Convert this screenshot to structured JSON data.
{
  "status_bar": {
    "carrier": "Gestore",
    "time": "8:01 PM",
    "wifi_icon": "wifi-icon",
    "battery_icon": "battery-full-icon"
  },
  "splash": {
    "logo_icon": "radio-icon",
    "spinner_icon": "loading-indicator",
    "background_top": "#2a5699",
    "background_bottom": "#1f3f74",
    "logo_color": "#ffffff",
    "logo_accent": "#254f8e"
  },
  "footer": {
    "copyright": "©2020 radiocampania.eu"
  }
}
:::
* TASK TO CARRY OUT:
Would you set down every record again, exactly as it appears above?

* ANSWER BELOW:
Convert this screenshot to structured JSON data.
{
  "status_bar": {
    "carrier": "Gestore",
    "time": "8:01 PM",
    "wifi_icon": "wifi-icon",
    "battery_icon": "battery-full-icon"
  },
  "splash": {
    "logo_icon": "radio-icon",
    "spinner_icon": "loading-indicator",
    "background_top": "#2a5699",
    "background_bottom": "#1f3f74",
    "logo_color": "#ffffff",
    "logo_accent": "#254f8e"
  },
  "footer": {
    "copyright": "©2020 radiocampania.eu"
  }
}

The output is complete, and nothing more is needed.